“It was good, all under control from start to finish, ” he concluded. “Apart from the potential of the weather turning bad, we didn’t have any worrying moments.” The scenes of success at Peugeot were reminiscent of 1988, when former world rally champion Ari Vatanen broke the Pikes Peak record for the French manufacturer exactly 25 years ago, with the 405 T16 Pikes Peak. Back then the benchmark was 10m47.220s on gravel roads – a sign of just how rapidly technology has evolved.
“I think it’s fair to say that we were racing for second place today, ” said Millen. “Myself and Romain Dumas had been really close throughout practice, but then I heard that his engine had unfortunately broken at the start. I knew I wasn’t going to beat Sebastien’s time, so I just decided to take no risks. You have to hand it to Loeb and Peugeot Sport: they were unbeatable. That time they set was simply incredible. When will it be beaten? It might never be…”
For Loeb & Peugeot Sport, it was the end to a remarkable one-shot adventure that had taken them from early tests of the 208 T16 Pikes Peak at Mont Ventoux in France to the untrammelled mountains of Colorado: officially America’s highest state. Pikes Peak is a legend: the second-oldest car race in America after the Indy 500. And now Loeb – the new King of the Peak – and the Peugeot car are part of American history.
Q&A Sébastien Loeb
Sébastien Loeb has broken every record there is to break in the World Rally Championship but he’s not quite done with firsts yet. We caught up with the man who has not just blitzed the Pikes Peak International Hill Climb: instead comprehensively pulverized it with a blue and white sledgehammer built by Peugeot Sport…
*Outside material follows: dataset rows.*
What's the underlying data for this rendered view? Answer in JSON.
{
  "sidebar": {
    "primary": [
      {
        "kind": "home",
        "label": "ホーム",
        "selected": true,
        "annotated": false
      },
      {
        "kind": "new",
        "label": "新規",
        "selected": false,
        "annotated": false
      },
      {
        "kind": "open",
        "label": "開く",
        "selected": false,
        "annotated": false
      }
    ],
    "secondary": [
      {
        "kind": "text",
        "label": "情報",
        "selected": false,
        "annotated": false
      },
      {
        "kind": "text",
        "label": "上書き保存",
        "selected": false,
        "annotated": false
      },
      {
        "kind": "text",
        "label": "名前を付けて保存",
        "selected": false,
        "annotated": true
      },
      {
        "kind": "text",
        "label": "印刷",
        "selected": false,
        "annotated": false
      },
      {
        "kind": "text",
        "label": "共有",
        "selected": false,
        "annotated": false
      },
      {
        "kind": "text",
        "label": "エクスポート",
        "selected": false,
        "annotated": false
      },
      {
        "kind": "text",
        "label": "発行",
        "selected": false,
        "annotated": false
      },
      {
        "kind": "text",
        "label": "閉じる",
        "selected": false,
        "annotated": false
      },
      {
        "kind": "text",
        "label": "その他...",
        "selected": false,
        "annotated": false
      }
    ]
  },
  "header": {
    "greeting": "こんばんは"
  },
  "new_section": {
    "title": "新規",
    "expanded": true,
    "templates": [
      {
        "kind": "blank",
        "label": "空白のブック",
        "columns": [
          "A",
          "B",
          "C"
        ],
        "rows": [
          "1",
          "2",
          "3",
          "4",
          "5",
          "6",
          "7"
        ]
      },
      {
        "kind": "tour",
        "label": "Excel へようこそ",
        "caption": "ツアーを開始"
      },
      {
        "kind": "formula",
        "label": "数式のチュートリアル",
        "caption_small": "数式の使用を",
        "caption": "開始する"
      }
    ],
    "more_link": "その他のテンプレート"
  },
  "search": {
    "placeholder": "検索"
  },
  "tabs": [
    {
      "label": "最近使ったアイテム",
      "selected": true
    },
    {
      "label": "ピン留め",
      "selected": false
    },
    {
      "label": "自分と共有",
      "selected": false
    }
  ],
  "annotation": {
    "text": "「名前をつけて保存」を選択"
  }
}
Sébastien, what did it feel like to drive the 208 T16 Pikes Peak?
SL: “It’s definitely a very special feeling and a big moment. You have the downforce of a Le Mans car, with acceleration that is faster than a Formula One car, going through scenery that is a bit like rallying. It just comes out of corners like a cannonball; the traction is astounding. With steep drops either side, and so much work and investment going into this programme, you obviously can’t make any mistakes… It’s 20 kilometres of taking risks. There was a certain amount of pressure that I felt before the start, that’s true.”
How do you find the right balance between being quick enough to win but safe enough not go off?
How does this win rank among all your other achievements?
SL: “Well, I’m not going to say it’s like winning a rally title but it still means a lot. I always looked at Pikes Peak in the past and thought that it would be nice to do it one day, and now here I am. For me, with what I’m doing this season, it’s the race of the year. Of all the cars I’ve driven this year, the 208 T16 Pikes Peak is definitely the most fun. This one is a good record, which I think will be quite hard to beat.”
How much of a worry was the weather today?
SL: “It was certainly a big worry as there were lots of delays to our start time; every time something else. We had some information from our weather forecasters that there would be rain after midday and then when we were waiting to start it seemed to be getting closer and closer to midday. I thought that if we didn’t get on with it soon, we’d be in trouble… From the start line I could actually begin to see the weather start to close in around the mountain.”
How long did it take you to get used to the 208 T16 Pikes Peak?
SL: “Before starting on this programme I did ask myself whether or not this car would be too extreme for me to find the same sort of feeling and confidence as I have in my rally car. After all it’s 875 horsepower and the most radical car I have ever driven. In the end though I had a very comfortable feeling with the car and I was able to push with full confidence.”
So will you be back next year?
SL: “To be honest that’s not something we’ve spoken about. I’ve really enjoyed this but we’ll see what happens and who tries to break the record. The feeling is amazing, but the risks are also high.”